This talk is based on an article written by the author on the failure of the Japanese Army and Navy to use Hong Kong to control the South China coast between 1942 and 1945. Such failure was the result of the inability of the Japanese Army and Navy to cooperate at the strategic and operational levels, the flawed shipping-protection tactics adopted by the Japanese Navy, the incomplete control of the Japanese forces over the South China coast, and the resistance of the Allied guerrilla and intelligence units. The inability of the Japanese to control the South China coast through Hong Kong, in turn, slowly affected the Japanese lifeline to Southeast Asia. In response, the Japanese sought to dominate the South China Sea through a huge land offensive (Operation Ichigo); the costly campaign, however, did not alter the course of the war.

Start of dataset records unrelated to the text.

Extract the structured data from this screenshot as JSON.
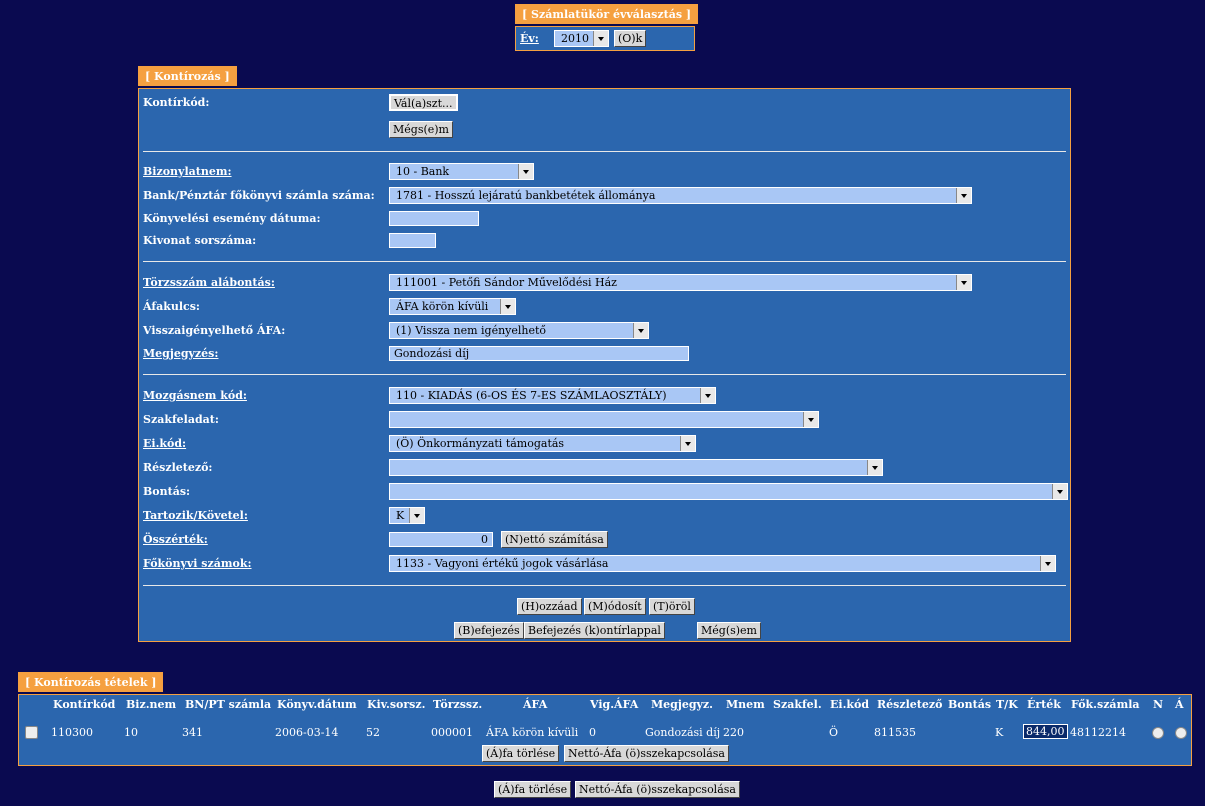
{
  "year_panel": {
    "title": "[ Számlatükör évválasztás ]",
    "year_label": "Év:",
    "year_value": "2010",
    "ok_button": "(O)k"
  },
  "kont": {
    "title": "[ Kontírozás ]",
    "kontirkod_label": "Kontírkód:",
    "valaszt_button": "Vál(a)szt...",
    "megsem_button": "Mégs(e)m",
    "bizonylatnem_label": "Bizonylatnem:",
    "bizonylatnem_value": "10 - Bank",
    "bank_label": "Bank/Pénztár főkönyvi számla száma:",
    "bank_value": "1781 - Hosszú lejáratú bankbetétek állománya",
    "datum_label": "Könyvelési esemény dátuma:",
    "datum_value": "",
    "kivonat_label": "Kivonat sorszáma:",
    "kivonat_value": "",
    "torzsszam_label": "Törzsszám alábontás:",
    "torzsszam_value": "111001 - Petőfi Sándor Művelődési Ház",
    "afakulcs_label": "Áfakulcs:",
    "afakulcs_value": "ÁFA körön kívüli",
    "visszaig_label": "Visszaigényelhető ÁFA:",
    "visszaig_value": "(1) Vissza nem igényelhető",
    "megjegyzes_label": "Megjegyzés:",
    "megjegyzes_value": "Gondozási díj",
    "mozgasnem_label": "Mozgásnem kód:",
    "mozgasnem_value": "110 - KIADÁS (6-OS ÉS 7-ES SZÁMLAOSZTÁLY)",
    "szakfeladat_label": "Szakfeladat:",
    "szakfeladat_value": "",
    "eikod_label": "Ei.kód:",
    "eikod_value": "(Ö) Önkormányzati támogatás",
    "reszletezo_label": "Részletező:",
    "reszletezo_value": "",
    "bontas_label": "Bontás:",
    "bontas_value": "",
    "tk_label": "Tartozik/Követel:",
    "tk_value": "K",
    "osszertek_label": "Összérték:",
    "osszertek_value": "0",
    "netto_button": "(N)ettó számítása",
    "fokonyvi_label": "Főkönyvi számok:",
    "fokonyvi_value": "1133 - Vagyoni értékű jogok vásárlása",
    "hozzaad_button": "(H)ozzáad",
    "modosit_button": "(M)ódosít",
    "torol_button": "(T)öröl",
    "befejezes_button": "(B)efejezés",
    "befejezes_k_button": "Befejezés (k)ontírlappal",
    "megsem2_button": "Még(s)em"
  },
  "tetelek": {
    "title": "[ Kontírozás tételek ]",
    "headers": [
      "Kontírkód",
      "Biz.nem",
      "BN/PT számla",
      "Könyv.dátum",
      "Kiv.sorsz.",
      "Törzssz.",
      "ÁFA",
      "Vig.ÁFA",
      "Megjegyz.",
      "Mnem",
      "Szakfel.",
      "Ei.kód",
      "Részletező",
      "Bontás",
      "T/K",
      "Érték",
      "Fők.számla",
      "N",
      "Á"
    ],
    "rows": [
      [
        "110300",
        "10",
        "341",
        "2006-03-14",
        "52",
        "000001",
        "ÁFA körön kívüli",
        "0",
        "Gondozási díj",
        "220",
        "",
        "Ö",
        "811535",
        "",
        "K",
        "844,00",
        "48112214"
      ]
    ],
    "afa_torles_button": "(Á)fa törlése",
    "netto_afa_button": "Nettó-Áfa (ö)sszekapcsolása"
  },
  "bottom": {
    "afa_torles_button": "(Á)fa törlése",
    "netto_afa_button": "Nettó-Áfa (ö)sszekapcsolása"
  }
}
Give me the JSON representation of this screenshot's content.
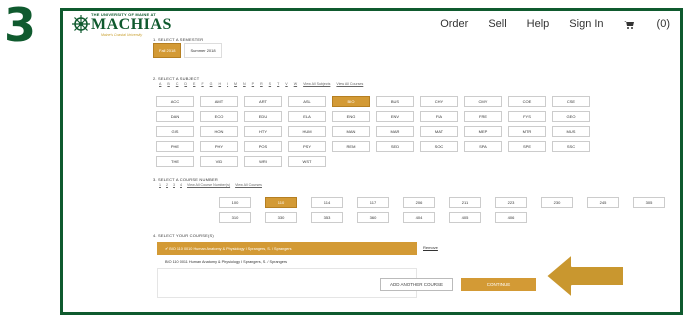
{
  "step_number": "3",
  "header": {
    "logo_top": "THE UNIVERSITY OF MAINE AT",
    "logo_main": "MACHIAS",
    "logo_sub": "Maine's Coastal University",
    "nav": [
      "Order",
      "Sell",
      "Help",
      "Sign In"
    ],
    "cart_count": "(0)"
  },
  "semester": {
    "label": "1. SELECT A SEMESTER",
    "options": [
      {
        "label": "Fall 2018",
        "active": true
      },
      {
        "label": "Summer 2018",
        "active": false
      }
    ]
  },
  "subject": {
    "label": "2. SELECT A SUBJECT",
    "letters": [
      "A",
      "B",
      "C",
      "D",
      "E",
      "F",
      "G",
      "H",
      "I",
      "M",
      "N",
      "P",
      "R",
      "S",
      "T",
      "V",
      "W"
    ],
    "view_all_subjects": "View All Subjects",
    "view_all_courses": "View All Courses",
    "items": [
      "ACC",
      "AMT",
      "ART",
      "ASL",
      "BIO",
      "BUS",
      "CHY",
      "CMY",
      "COE",
      "CSE",
      "DAN",
      "ECO",
      "EDU",
      "ELA",
      "ENG",
      "ENV",
      "FIA",
      "FRE",
      "FYS",
      "GEO",
      "GIS",
      "HON",
      "HTY",
      "HUM",
      "MAN",
      "MAR",
      "MAT",
      "MEP",
      "MTR",
      "MUS",
      "PHE",
      "PHY",
      "POS",
      "PSY",
      "REM",
      "SED",
      "SOC",
      "SPA",
      "SPE",
      "SSC",
      "THE",
      "VID",
      "WRI",
      "WST"
    ],
    "active": "BIO"
  },
  "course_number": {
    "label": "3. SELECT A COURSE NUMBER",
    "digits": [
      "1",
      "2",
      "3",
      "4"
    ],
    "view_all_numbers": "View All Course Number(s)",
    "view_all_courses": "View All Courses",
    "items": [
      "100",
      "110",
      "114",
      "117",
      "206",
      "211",
      "223",
      "230",
      "245",
      "305",
      "310",
      "330",
      "353",
      "360",
      "404",
      "405",
      "406"
    ],
    "active": "110"
  },
  "your_course": {
    "label": "4. SELECT YOUR COURSE(S)",
    "selected": "✔ BIO 110 0010  Human Anatomy & Physiology I Sprangers, S. / Sprangers",
    "other": "BIO 110 0011  Human Anatomy & Physiology I Sprangers, S. / Sprangers",
    "remove": "Remove"
  },
  "buttons": {
    "add_another": "ADD ANOTHER COURSE",
    "continue": "CONTINUE"
  },
  "colors": {
    "brand_green": "#0f5a2e",
    "accent_gold": "#d39a35"
  }
}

Dr Kwong Chi Man, Ph.D. (2012), University of Cambridge, is Assistant Professor of History Department at Hong Kong Baptist University. He has published books and articles on the military history of modern East Asia, including Eastern Fortress: A Military History of Hong Kong (Hong Kong University Press, co-authored).

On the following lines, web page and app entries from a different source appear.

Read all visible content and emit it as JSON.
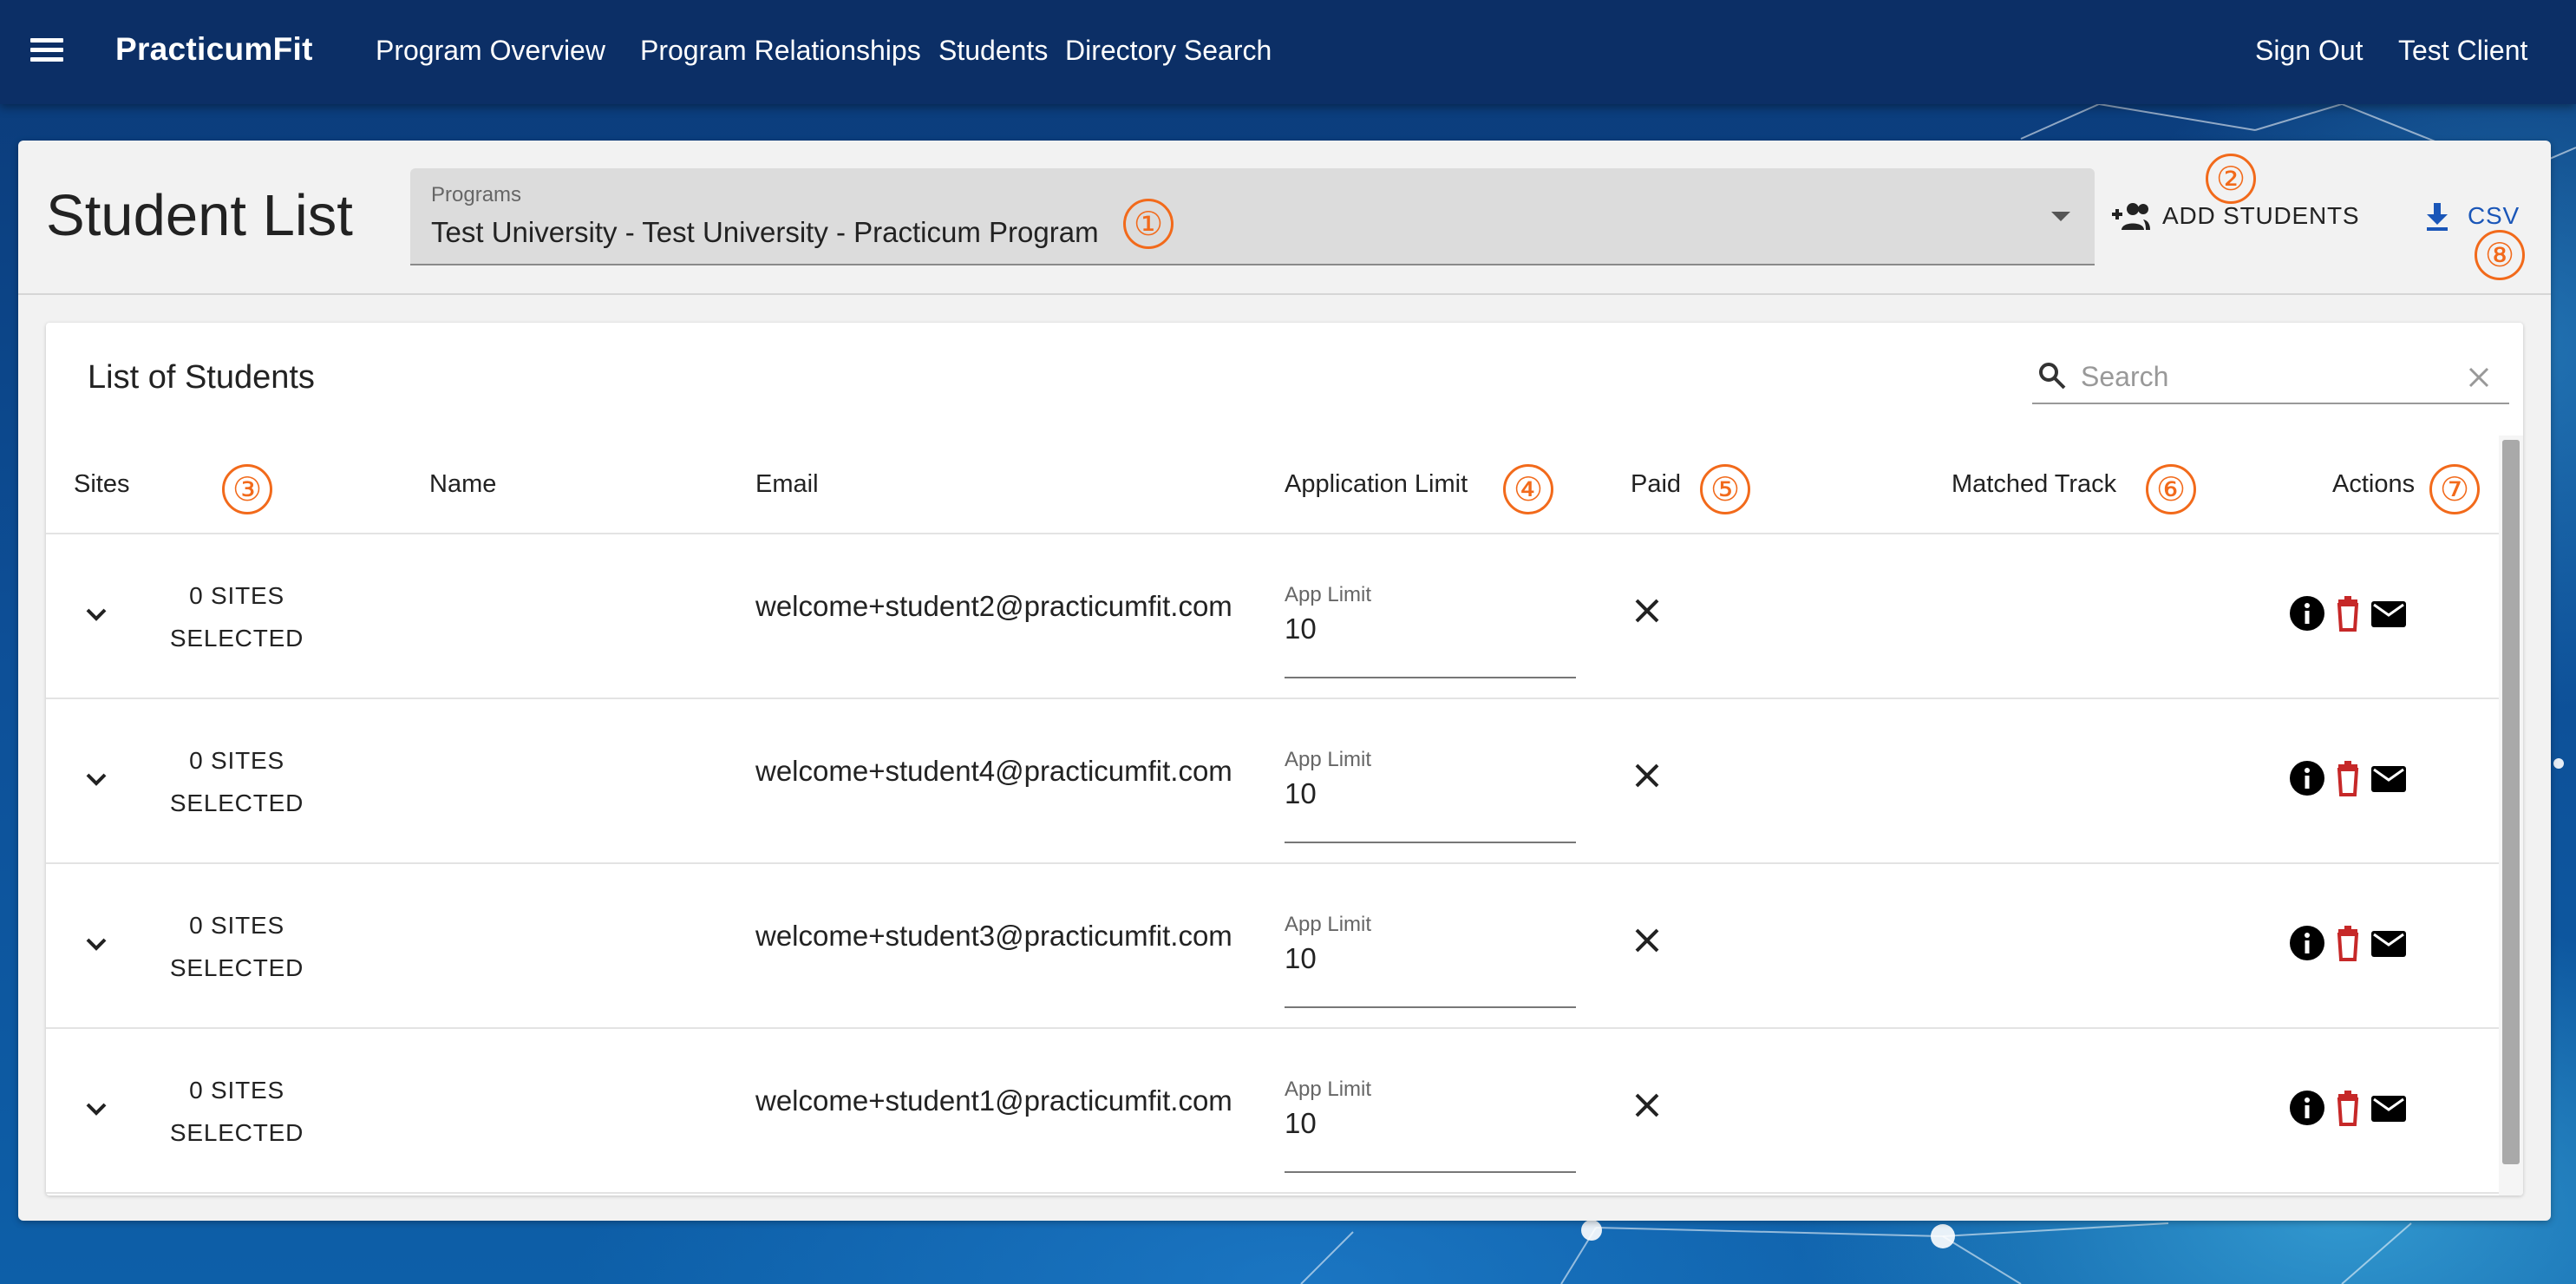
{
  "topbar": {
    "brand": "PracticumFit",
    "nav": [
      "Program Overview",
      "Program Relationships",
      "Students",
      "Directory Search"
    ],
    "sign_out": "Sign Out",
    "user": "Test Client"
  },
  "page": {
    "title": "Student List",
    "programs_label": "Programs",
    "programs_value": "Test University - Test University - Practicum Program",
    "add_students": "ADD STUDENTS",
    "csv": "CSV"
  },
  "list": {
    "title": "List of Students",
    "search_placeholder": "Search",
    "columns": [
      "Sites",
      "Name",
      "Email",
      "Application Limit",
      "Paid",
      "Matched Track",
      "Actions"
    ],
    "rows": [
      {
        "sites_line1": "0 SITES",
        "sites_line2": "SELECTED",
        "name": "",
        "email": "welcome+student2@practicumfit.com",
        "app_limit_label": "App Limit",
        "app_limit": "10",
        "matched_track": ""
      },
      {
        "sites_line1": "0 SITES",
        "sites_line2": "SELECTED",
        "name": "",
        "email": "welcome+student4@practicumfit.com",
        "app_limit_label": "App Limit",
        "app_limit": "10",
        "matched_track": ""
      },
      {
        "sites_line1": "0 SITES",
        "sites_line2": "SELECTED",
        "name": "",
        "email": "welcome+student3@practicumfit.com",
        "app_limit_label": "App Limit",
        "app_limit": "10",
        "matched_track": ""
      },
      {
        "sites_line1": "0 SITES",
        "sites_line2": "SELECTED",
        "name": "",
        "email": "welcome+student1@practicumfit.com",
        "app_limit_label": "App Limit",
        "app_limit": "10",
        "matched_track": ""
      }
    ]
  },
  "markers": [
    "①",
    "②",
    "③",
    "④",
    "⑤",
    "⑥",
    "⑦",
    "⑧"
  ],
  "colors": {
    "topbar": "#0c2f66",
    "marker": "#f26a1b",
    "csv_blue": "#1a56b8",
    "delete_red": "#c62828"
  },
  "icons": {
    "menu": "hamburger-menu-icon",
    "add_students": "group-add-icon",
    "csv": "download-icon",
    "search": "search-icon",
    "clear": "close-icon",
    "expand": "chevron-down-icon",
    "paid_false": "close-icon",
    "info": "info-icon",
    "delete": "trash-icon",
    "email": "mail-icon"
  }
}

Date: Friday, 9 December 2016
Time: Reception desk opens 6:30 pm; talk starts 7:00 pm
Admission: RAS Members $100; Non-Members / Guests $150

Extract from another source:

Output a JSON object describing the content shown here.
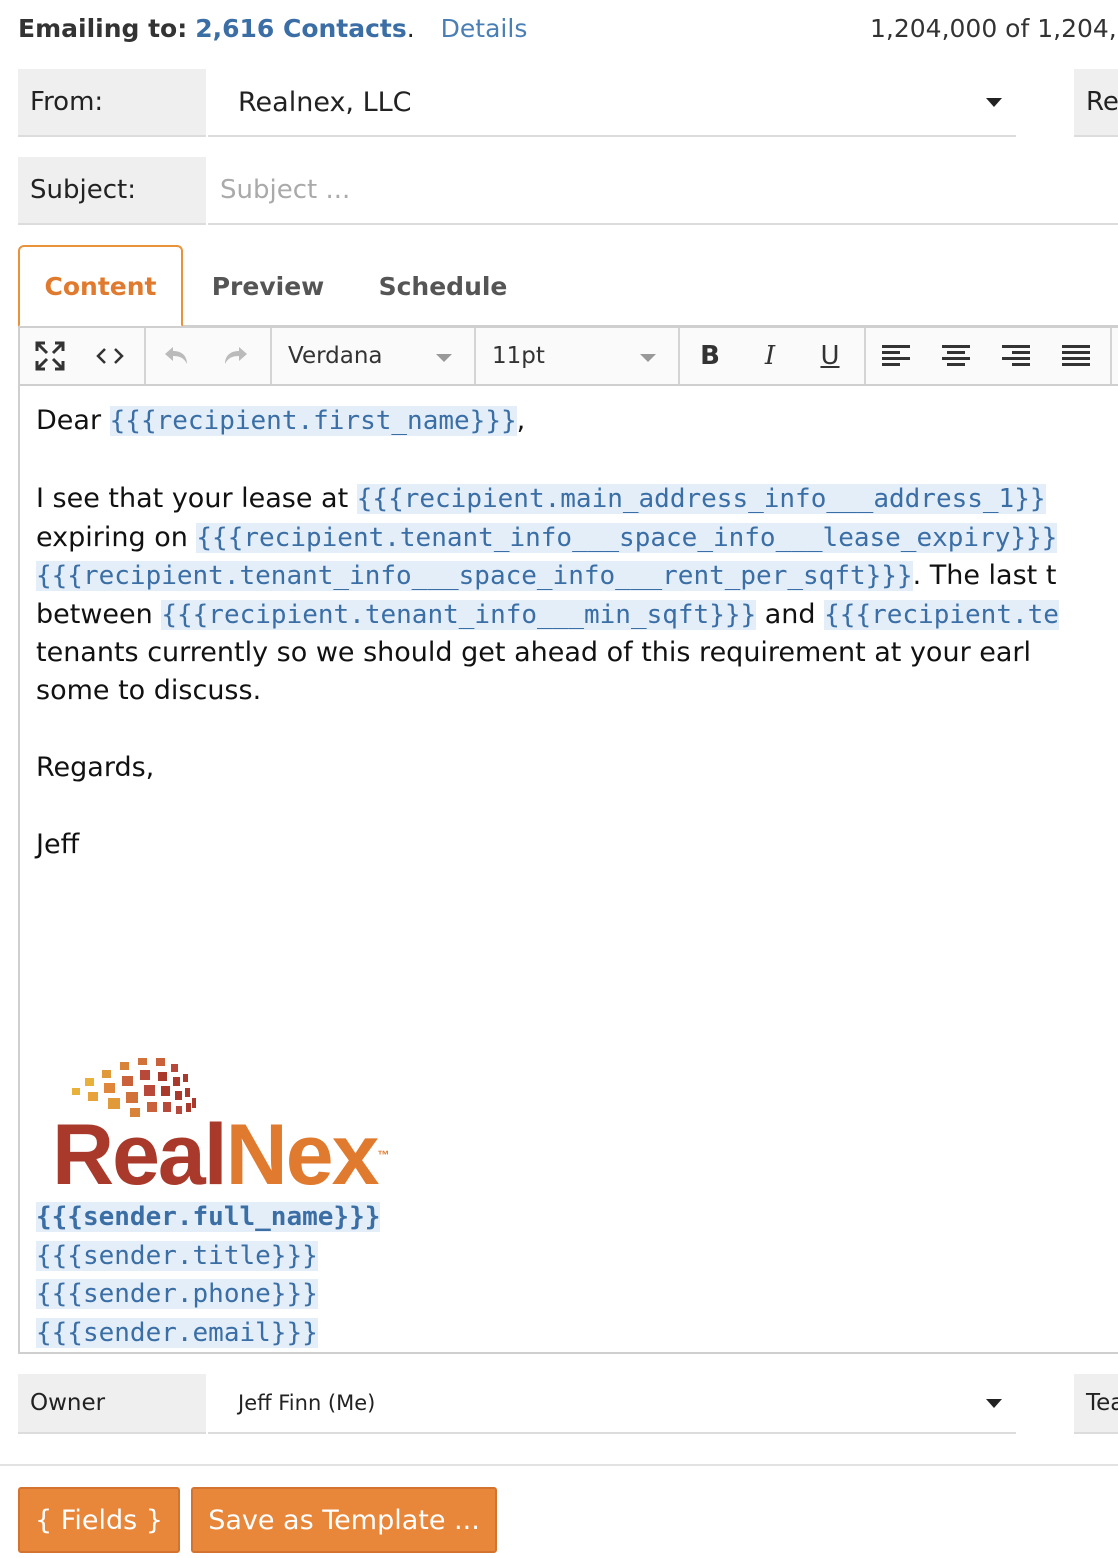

Booking: Please email email@example.com in advance to reserve your place and pay at the door